Croydon has been refused permission to appeal to the Supreme Court. It might seek permission from the Supreme Courts itself. We shall see.

Sunday, 10 January 2021

COVID-19: REPRIEVE FOR TENANTS

The majority of residential tenants due to be evicted from their homes have been granted a further reprieve in England until 21 February 2021. The reprieve is in the same terms, except for one important exception, as the last one: see  https://www.breakinglaw.co.uk/search/label/COVID-19   The exception is that evictions can go ahead where the tenant owed at least nine months' worth of rent which had been run up before 23 March 2020. That has now been reduced to at least six months' worth of rent. Tenants should give thanks to and landlords should curse The Public Health (Coronavirus) (Protection from Eviction) (England) Regulations 2021 (SI 2021/15) which, unlike its predecessor, does not halt bailiffs' seizure of goods.
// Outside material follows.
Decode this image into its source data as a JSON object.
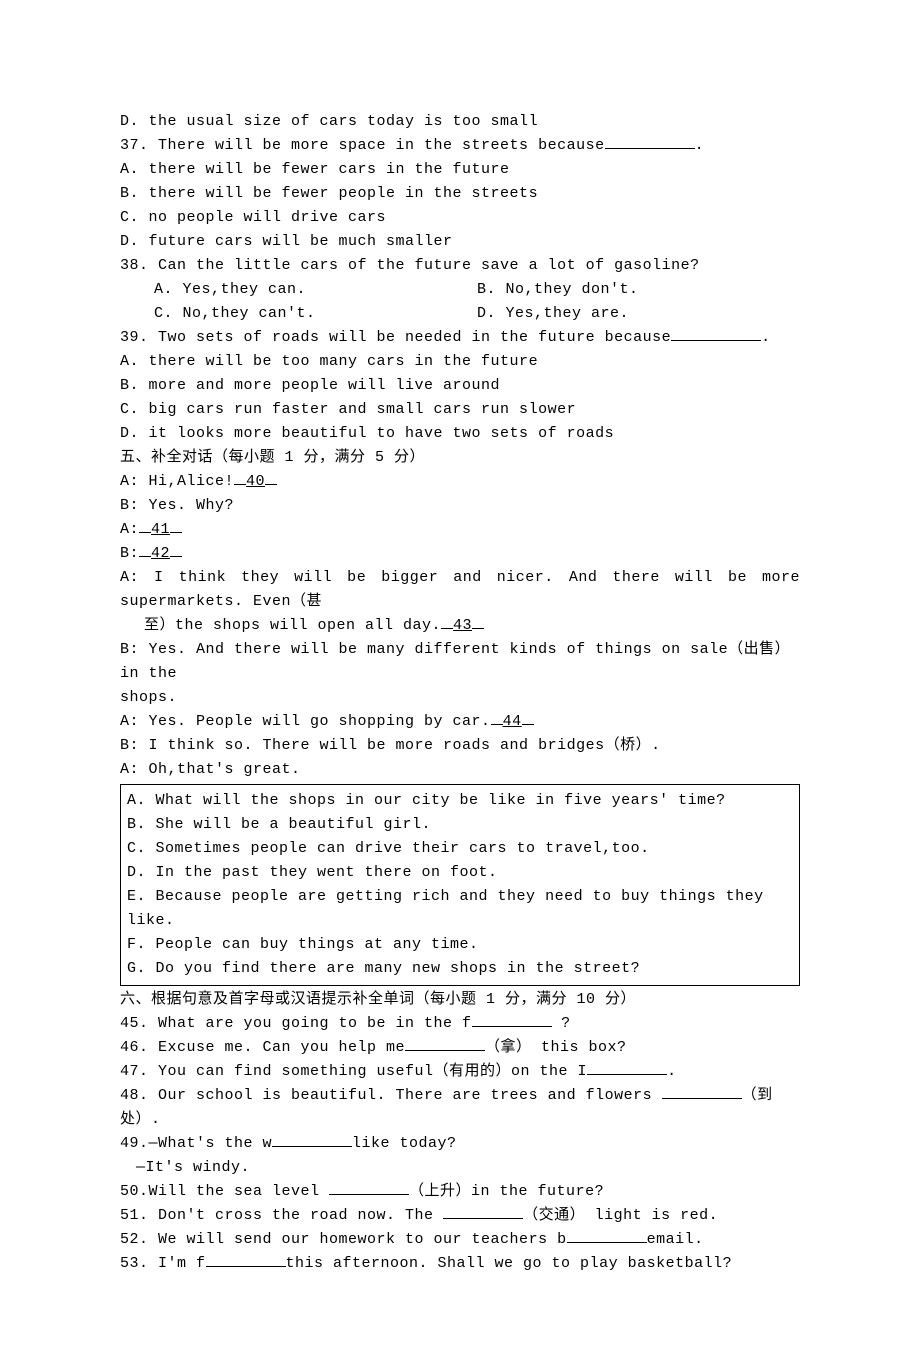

Despite the reprieve, which also protects mortgage borrowers, possession proceedings may still be brought and possession orders may still be made by the court, although not enforced by a bailiff or High Court enforcement agent where the regulations apply.

For Wales, a similar, but not identical, reprieve has been granted by The Public Health (Protection from Eviction) (Wales) (Coronavirus) Regulations 2021 (SI 2021/12) and, just to be different, they have placed the name of the dreaded virus in a different place to England. The Wales regulations prevent evictions for a longer period until 31 March 2021 but must be reviewed earlier and so could be brought to an end earlier. They do not make an exception for cases where the arrears had reached six or nine months. 
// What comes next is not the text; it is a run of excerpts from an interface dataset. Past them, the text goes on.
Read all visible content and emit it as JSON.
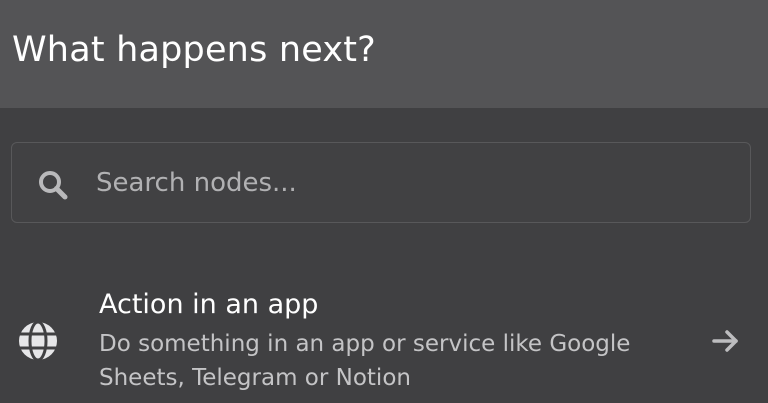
{
  "header": {
    "title": "What happens next?"
  },
  "search": {
    "placeholder": "Search nodes...",
    "icon": "search-icon"
  },
  "items": [
    {
      "title": "Action in an app",
      "description": "Do something in an app or service like Google Sheets, Telegram or Notion",
      "icon": "globe-icon",
      "trailing_icon": "arrow-right-icon"
    }
  ],
  "colors": {
    "header_bg": "#545456",
    "panel_bg": "#404042",
    "text_primary": "#ffffff",
    "text_secondary": "#c4c4c6"
  }
}
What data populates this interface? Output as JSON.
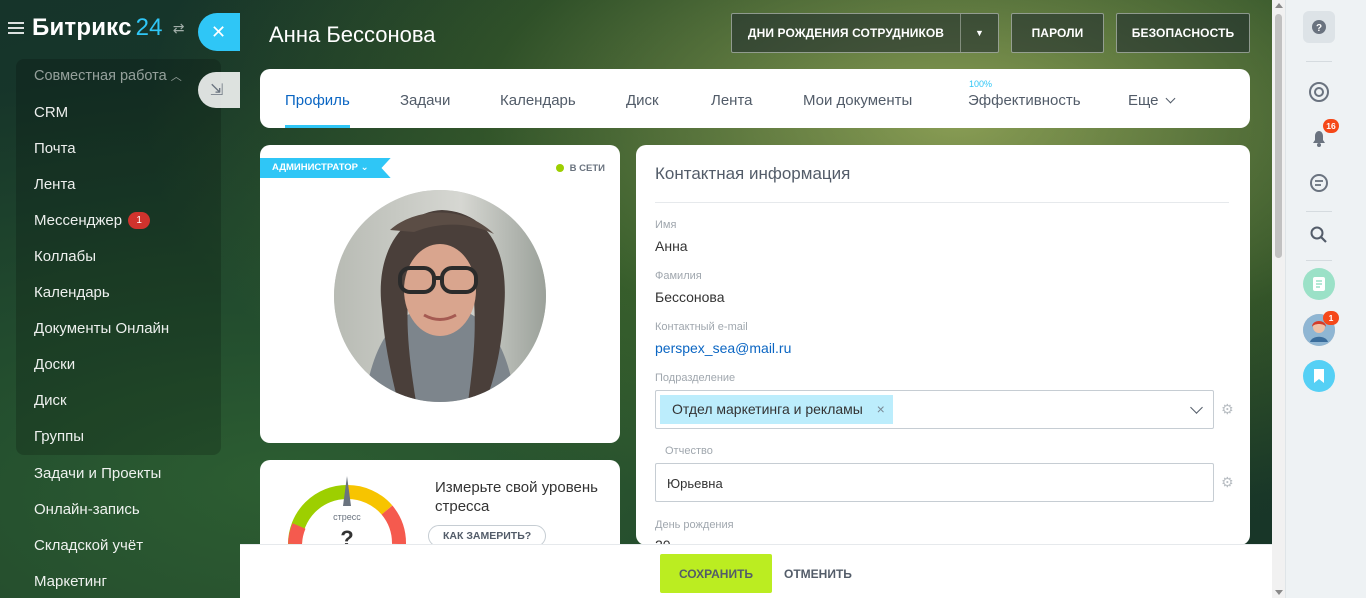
{
  "sidebar": {
    "logo_name": "Битрикс",
    "logo_num": "24",
    "group_label": "Совместная работа",
    "items": [
      {
        "label": "CRM"
      },
      {
        "label": "Почта"
      },
      {
        "label": "Лента"
      },
      {
        "label": "Мессенджер",
        "badge": "1"
      },
      {
        "label": "Коллабы"
      },
      {
        "label": "Календарь"
      },
      {
        "label": "Документы Онлайн"
      },
      {
        "label": "Доски"
      },
      {
        "label": "Диск"
      },
      {
        "label": "Группы"
      },
      {
        "label": "Задачи и Проекты"
      },
      {
        "label": "Онлайн-запись"
      },
      {
        "label": "Складской учёт"
      },
      {
        "label": "Маркетинг"
      }
    ]
  },
  "header": {
    "title": "Анна Бессонова",
    "buttons": {
      "birthdays": "ДНИ РОЖДЕНИЯ СОТРУДНИКОВ",
      "passwords": "ПАРОЛИ",
      "security": "БЕЗОПАСНОСТЬ"
    }
  },
  "tabs": {
    "items": [
      {
        "label": "Профиль",
        "active": true
      },
      {
        "label": "Задачи"
      },
      {
        "label": "Календарь"
      },
      {
        "label": "Диск"
      },
      {
        "label": "Лента"
      },
      {
        "label": "Мои документы"
      },
      {
        "label": "Эффективность"
      },
      {
        "label": "Еще"
      }
    ],
    "efficiency_percent": "100%"
  },
  "profile": {
    "role_tag": "АДМИНИСТРАТОР",
    "status": "В СЕТИ"
  },
  "stress": {
    "title": "Измерьте свой уровень стресса",
    "gauge_label": "стресс",
    "gauge_value": "?",
    "button": "КАК ЗАМЕРИТЬ?"
  },
  "contact": {
    "title": "Контактная информация",
    "first_name_label": "Имя",
    "first_name": "Анна",
    "last_name_label": "Фамилия",
    "last_name": "Бессонова",
    "email_label": "Контактный e-mail",
    "email": "perspex_sea@mail.ru",
    "department_label": "Подразделение",
    "department": "Отдел маркетинга и рекламы",
    "patronymic_label": "Отчество",
    "patronymic": "Юрьевна",
    "birthday_label": "День рождения",
    "birthday_partial": "20"
  },
  "footer": {
    "save": "СОХРАНИТЬ",
    "cancel": "ОТМЕНИТЬ"
  },
  "rightbar": {
    "notifications_count": "16",
    "avatar_badge": "1"
  },
  "colors": {
    "accent": "#2fc6f6",
    "link": "#0b66c3",
    "save_button": "#bbed21",
    "badge_red": "#d0332d"
  }
}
Some crumbs for business tenants too. The paralysis on landlords being able to forfeit their leases or go into their premises to take them over where there are rent arrears has been extended from 31 December 2020 to 31 March 2021,  in England by SI 2020/1472 and in Wales by SI 2020/1456.
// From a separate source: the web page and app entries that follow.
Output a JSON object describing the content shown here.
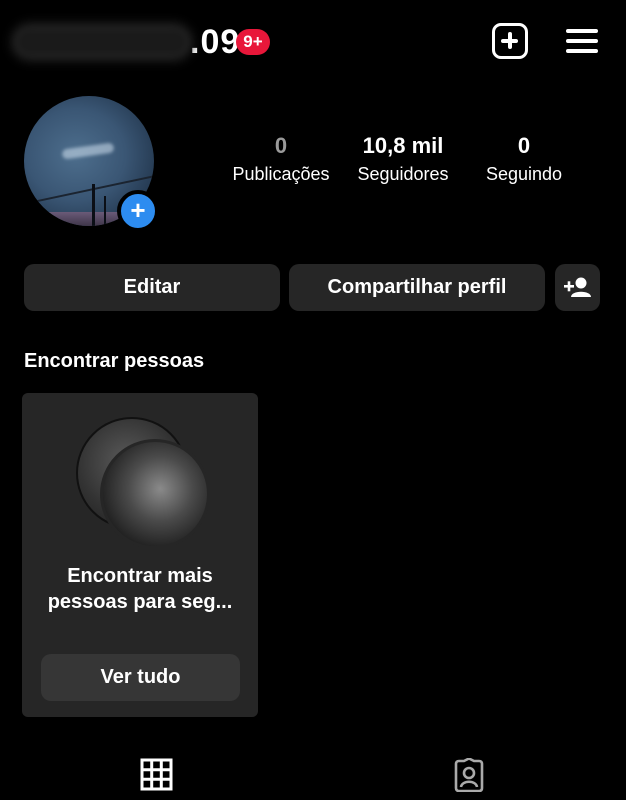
{
  "header": {
    "username_visible": ".09",
    "notification_badge": "9+",
    "icons": [
      "plus-square-icon",
      "hamburger-menu-icon"
    ]
  },
  "profile": {
    "stats": [
      {
        "value": "0",
        "label": "Publicações"
      },
      {
        "value": "10,8 mil",
        "label": "Seguidores"
      },
      {
        "value": "0",
        "label": "Seguindo"
      }
    ]
  },
  "actions": {
    "edit_label": "Editar",
    "share_label": "Compartilhar perfil"
  },
  "discover": {
    "title": "Encontrar pessoas",
    "card": {
      "line1": "Encontrar mais",
      "line2": "pessoas para seg...",
      "button_label": "Ver tudo"
    }
  },
  "tabs": [
    "grid-icon",
    "tagged-icon"
  ],
  "colors": {
    "background": "#000000",
    "button_bg": "#262626",
    "badge": "#e8173a",
    "story_plus": "#2d8cf0"
  }
}
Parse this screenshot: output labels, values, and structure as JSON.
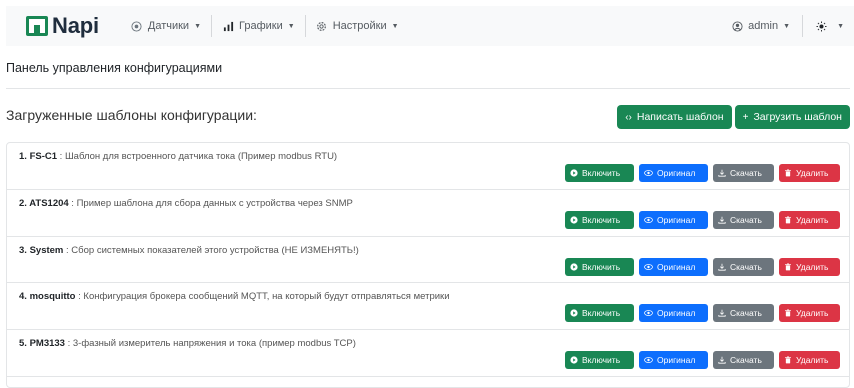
{
  "brand": {
    "name": "Napi"
  },
  "nav": {
    "sensors": "Датчики",
    "charts": "Графики",
    "settings": "Настройки",
    "user": "admin"
  },
  "page": {
    "panel_title": "Панель управления конфигурациями",
    "section_title": "Загруженные шаблоны конфигурации:",
    "write_template": "Написать шаблон",
    "upload_template": "Загрузить шаблон"
  },
  "actions": {
    "enable": "Включить",
    "original": "Оригинал",
    "download": "Скачать",
    "delete": "Удалить"
  },
  "templates": [
    {
      "index": "1.",
      "name": "FS-C1",
      "description": " : Шаблон для встроенного датчика тока (Пример modbus RTU)"
    },
    {
      "index": "2.",
      "name": "ATS1204",
      "description": " : Пример шаблона для сбора данных с устройства через SNMP"
    },
    {
      "index": "3.",
      "name": "System",
      "description": " : Сбор системных показателей этого устройства (НЕ ИЗМЕНЯТЬ!)"
    },
    {
      "index": "4.",
      "name": "mosquitto",
      "description": " : Конфигурация брокера сообщений MQTT, на который будут отправляться метрики"
    },
    {
      "index": "5.",
      "name": "PM3133",
      "description": " : 3-фазный измеритель напряжения и тока (пример modbus TCP)"
    }
  ],
  "colors": {
    "success": "#198754",
    "primary": "#0d6efd",
    "secondary": "#6c757d",
    "danger": "#dc3545",
    "navbar_bg": "#f8f9fa"
  }
}
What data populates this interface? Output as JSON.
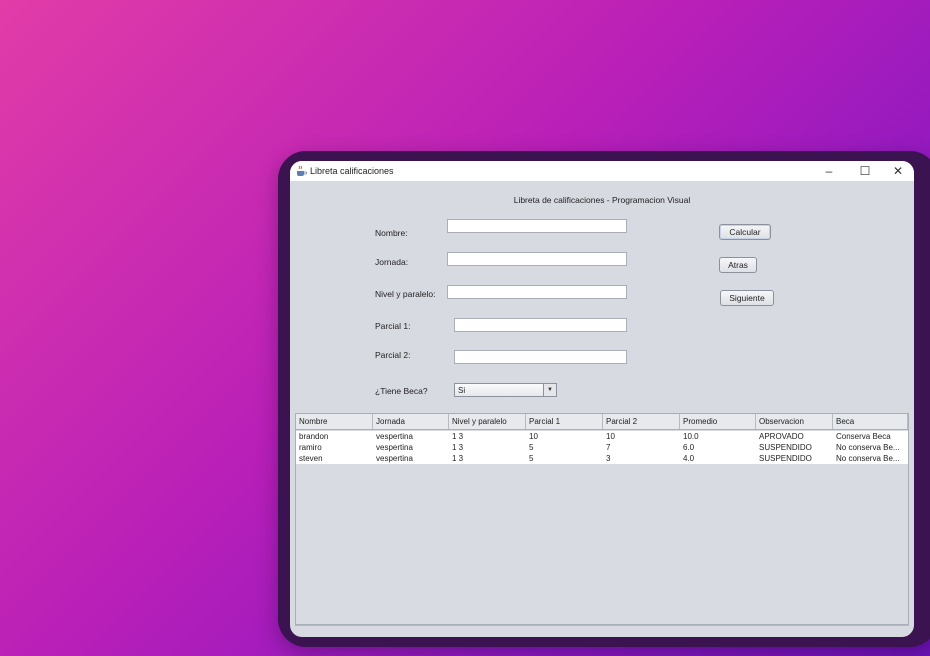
{
  "window": {
    "title": "Libreta calificaciones",
    "minimize_glyph": "–",
    "maximize_glyph": "☐",
    "close_glyph": "✕"
  },
  "form": {
    "header": "Libreta de calificaciones - Programacion Visual",
    "nombre_label": "Nombre:",
    "nombre_value": "",
    "jornada_label": "Jornada:",
    "jornada_value": "",
    "nivel_label": "Nivel y paralelo:",
    "nivel_value": "",
    "parcial1_label": "Parcial 1:",
    "parcial1_value": "",
    "parcial2_label": "Parcial 2:",
    "parcial2_value": "",
    "beca_label": "¿Tiene Beca?",
    "beca_selected": "Si"
  },
  "buttons": {
    "calcular": "Calcular",
    "atras": "Atras",
    "siguiente": "Siguiente"
  },
  "table": {
    "columns": [
      "Nombre",
      "Jornada",
      "Nivel y paralelo",
      "Parcial 1",
      "Parcial 2",
      "Promedio",
      "Observacion",
      "Beca"
    ],
    "rows": [
      [
        "brandon",
        "vespertina",
        "1 3",
        "10",
        "10",
        "10.0",
        "APROVADO",
        "Conserva Beca"
      ],
      [
        "ramiro",
        "vespertina",
        "1 3",
        "5",
        "7",
        "6.0",
        "SUSPENDIDO",
        "No conserva Be..."
      ],
      [
        "steven",
        "vespertina",
        "1 3",
        "5",
        "3",
        "4.0",
        "SUSPENDIDO",
        "No conserva Be..."
      ]
    ]
  },
  "icons": {
    "app": "java-cup-icon",
    "combo_arrow": "chevron-down-icon"
  },
  "colors": {
    "window_bg": "#d7dae1",
    "device_frame": "#3a1350",
    "background_start": "#e23ca8",
    "background_end": "#6b12b8"
  }
}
Friday, 11 December 2020

MASTERCARD CLAIM: APPEAL RESULT

MasterCard has lost its appeal to the Supreme Court against the decision of the Court of Appeal that the Walter Merricks claim can proceed. Open the champers. On second thoughts, make it the prosseco. More to follow. See https://www.breakinglaw.co.uk/search/label/MasterCard%20claim 

Monday, 16 November 2020

COVID-19: EVICTIONS & BAILIFFS HALTED AGAIN: ENGLAND

Regulations made today and coming into force tomorrow 17 November 2020 will save the majority of residential occupiers in England from eviction and seizure of their goods for the time being. The Public Health (Coronavirus) (Protection from Eviction and Taking Control of Goods) (England) Regulations 2020 (SI 2020/1290) stop evictions up to 11 January 2021. They also stop bailiffs and enforcement agents seizing goods inside residential premises (but not outside or on the road and not from business premises) until the end of the current national lockdown on 02 December 2020. Possession proceedings which are pending and new possession cases can still continue.

There are exceptions to the paralysis on evictions (which extends to even delivering tenants with a notice of eviction proclaiming when the bailiff or enforcement against will be calling and so this effectively amounts to a ban on fixing eviction appointments).   The main exception is where the possession order was made on the ground of rent arrears amounting to the equivalent of nine months but any arrears which have clocked up since 23 March 2020 will be disregarded for this purpose. Other exceptions include evictions where the possession order has been made in relation to social tenancies on the grounds of anti-social behaviour, nuisance, false statements to obtain the tenancy or domestic abuse and orders made against trespassers whose identities have not been established.